Nameko is a robust framework for building Python Microservices. Nameko-gRPC extension library has just landed and in this article I’d like to show you how easy you can utilise power of gRPC with Nameko.
TLDR: Dive straight into implementation of Nameko gRPC Examples here: https://github.com/nameko/nameko-examples-grpc
Traditionally to communicate with Nameko services you had an option of either using HTTP REST APIs or implementing Nameko’s own RPC over AMQP protocol. …
With the advent of Microservice architectures, limitless compute resources enabled by Kubernetes has to be utilised in the early stages of the development lifecycle to ensure continuous high velocity development.
TLDR: With large and complex Microservices deployments, running services locally is, at some point, not feasible. Automate creation of Preview Environments to allow Developers early and frequent experimentations. Tools like Brigade, Telepresence, Ksync (and many others) can help you get there easily. Dive straight into config repository for code examples. Keep your PRs green!
Have you ever been in a situation when you or your peers open PR and, instead…
In this article I’ll demonstrate how easy it is to run Nameko Microservices on Kubernetes Cluster.
We’ll be using local Minikube cluster hosted on VirtualBox along with community maintained Helm Charts to deploy 3rd party services. We will also create a set of custom Helm Charts for Nameko Example Services found in Nameko Examples repository.
Tested with Kubernetes v1.8.
GitHub repository for this article:
Please make sure these are installed and working
We’ll use basic Minikube command to create our k8s cluster:
$ minikube start --vm-driver=virtualboxStarting local Kubernetes v1.8.0 cluster... Starting VM... Getting VM…

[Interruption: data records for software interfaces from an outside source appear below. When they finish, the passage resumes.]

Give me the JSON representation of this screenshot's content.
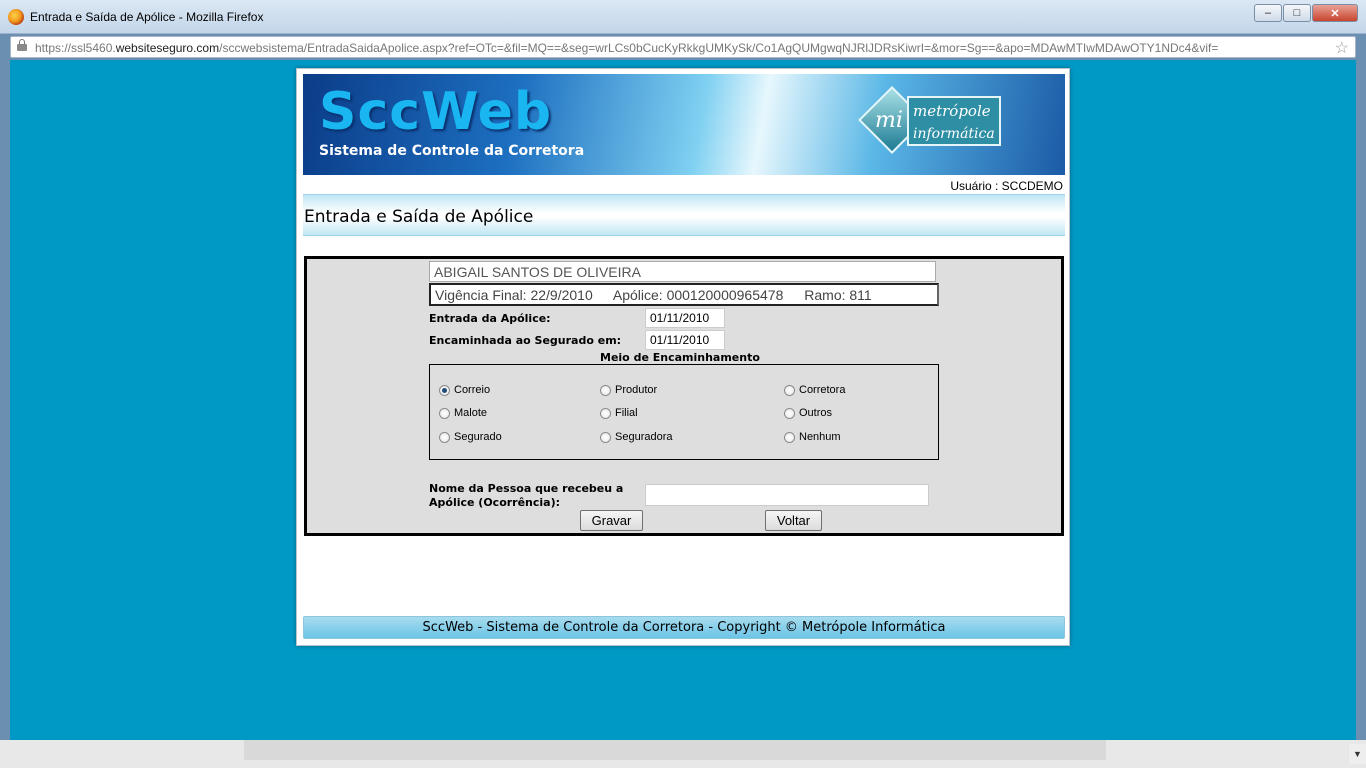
{
  "window": {
    "title": "Entrada e Saída de Apólice - Mozilla Firefox",
    "url_prefix": "https://ssl5460.",
    "url_host": "websiteseguro.com",
    "url_rest": "/sccwebsistema/EntradaSaidaApolice.aspx?ref=OTc=&fil=MQ==&seg=wrLCs0bCucKyRkkgUMKySk/Co1AgQUMgwqNJRlJDRsKiwrI=&mor=Sg==&apo=MDAwMTIwMDAwOTY1NDc4&vif="
  },
  "banner": {
    "title": "SccWeb",
    "subtitle": "Sistema de Controle da Corretora",
    "logo_line1": "metrópole",
    "logo_line2": "informática",
    "logo_mark": "mi"
  },
  "user": {
    "label": "Usuário : SCCDEMO"
  },
  "page": {
    "title": "Entrada e Saída de Apólice"
  },
  "policy": {
    "name": "ABIGAIL SANTOS DE OLIVEIRA",
    "vigencia": "Vigência Final: 22/9/2010",
    "apolice": "Apólice: 000120000965478",
    "ramo": "Ramo: 811"
  },
  "form": {
    "entrada_label": "Entrada da Apólice:",
    "entrada_value": "01/11/2010",
    "encaminhada_label": "Encaminhada ao Segurado em:",
    "encaminhada_value": "01/11/2010",
    "meio_title": "Meio de Encaminhamento",
    "options": {
      "correio": "Correio",
      "produtor": "Produtor",
      "corretora": "Corretora",
      "malote": "Malote",
      "filial": "Filial",
      "outros": "Outros",
      "segurado": "Segurado",
      "seguradora": "Seguradora",
      "nenhum": "Nenhum"
    },
    "selected": "Correio",
    "nome_label_line1": "Nome da Pessoa que recebeu a",
    "nome_label_line2": "Apólice (Ocorrência):",
    "nome_value": "",
    "save_label": "Gravar",
    "back_label": "Voltar"
  },
  "footer": {
    "text": "SccWeb - Sistema de Controle da Corretora - Copyright © Metrópole Informática"
  },
  "colors": {
    "page_bg": "#0099c6",
    "form_bg": "#dedede",
    "footer_bg": "#8fd2ec"
  },
  "icons": {
    "browser": "firefox-icon",
    "secure": "lock-icon",
    "bookmark": "star-icon"
  }
}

We’ve finally released Nameko Example App. You can find here https://github.com/nameko/nameko-examples
It’s a basic demonstration of a common microservices pattern implemented with a help of Nameko framework.
This is what you can find in the repo:

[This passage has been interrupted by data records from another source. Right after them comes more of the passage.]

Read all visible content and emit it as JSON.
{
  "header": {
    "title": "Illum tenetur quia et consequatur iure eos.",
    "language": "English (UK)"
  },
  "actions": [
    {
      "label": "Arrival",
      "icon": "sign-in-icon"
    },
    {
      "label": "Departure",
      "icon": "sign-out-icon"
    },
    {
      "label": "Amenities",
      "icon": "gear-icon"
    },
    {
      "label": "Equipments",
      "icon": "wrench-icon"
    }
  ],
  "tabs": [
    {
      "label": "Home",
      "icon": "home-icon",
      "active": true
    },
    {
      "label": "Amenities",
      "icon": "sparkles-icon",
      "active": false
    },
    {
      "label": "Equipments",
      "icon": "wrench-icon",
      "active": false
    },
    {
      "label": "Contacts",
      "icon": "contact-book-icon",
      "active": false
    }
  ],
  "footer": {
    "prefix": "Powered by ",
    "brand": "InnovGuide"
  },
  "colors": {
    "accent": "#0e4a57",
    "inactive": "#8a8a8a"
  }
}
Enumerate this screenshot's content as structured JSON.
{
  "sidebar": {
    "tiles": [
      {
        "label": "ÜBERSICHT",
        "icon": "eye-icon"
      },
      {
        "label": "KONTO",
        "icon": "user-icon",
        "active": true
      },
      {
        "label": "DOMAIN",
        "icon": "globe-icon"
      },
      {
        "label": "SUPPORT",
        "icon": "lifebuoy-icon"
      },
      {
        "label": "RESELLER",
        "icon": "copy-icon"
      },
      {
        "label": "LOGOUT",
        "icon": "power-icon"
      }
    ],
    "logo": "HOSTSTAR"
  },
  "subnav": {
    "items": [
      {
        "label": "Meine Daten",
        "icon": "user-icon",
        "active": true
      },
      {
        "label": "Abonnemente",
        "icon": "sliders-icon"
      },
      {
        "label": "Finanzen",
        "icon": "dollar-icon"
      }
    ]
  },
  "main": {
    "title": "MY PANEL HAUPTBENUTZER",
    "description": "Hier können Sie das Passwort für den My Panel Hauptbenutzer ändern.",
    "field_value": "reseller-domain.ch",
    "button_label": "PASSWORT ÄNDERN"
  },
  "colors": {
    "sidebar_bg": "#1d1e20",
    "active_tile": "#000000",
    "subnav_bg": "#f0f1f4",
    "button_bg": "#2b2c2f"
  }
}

Once you clone repository simply run
docker-compose up . This will pull pre-built images from public Docker Hub repository and you should be up and running.
In this solution you can find examples of:
Please send any questions about the example to Nameko mailing list https://groups.google.com/d/forum/nameko-dev
Happy microservicing! 😉
Sending messages between data centers in different regions is something most globally distributed systems have to do sooner or later. Since Nameko has a built-in support for AMQP messaging via RabbitMQ, this task is fairly straightforward to accomplish once federation between RabbitMQ clusters is configured.
What is Nameko? The headline of Nameko’s documentations says it all:
A microservices framework for Python that lets service developers concentrate on application logic and encourages testability.
In this tutorial I’ll be showing one way of moving Django CMS project to Docker Containers. As with anything Docker this can be accomplished in many different ways. For development I’m using Mac and project at the end will be hosted on DigitalOcean.
Repo with code for this article can be found here: https://github.com/kooba/django-cms-docker
Few assumptions are that you have a Python environment with Virtualenv configured and you have some degree of…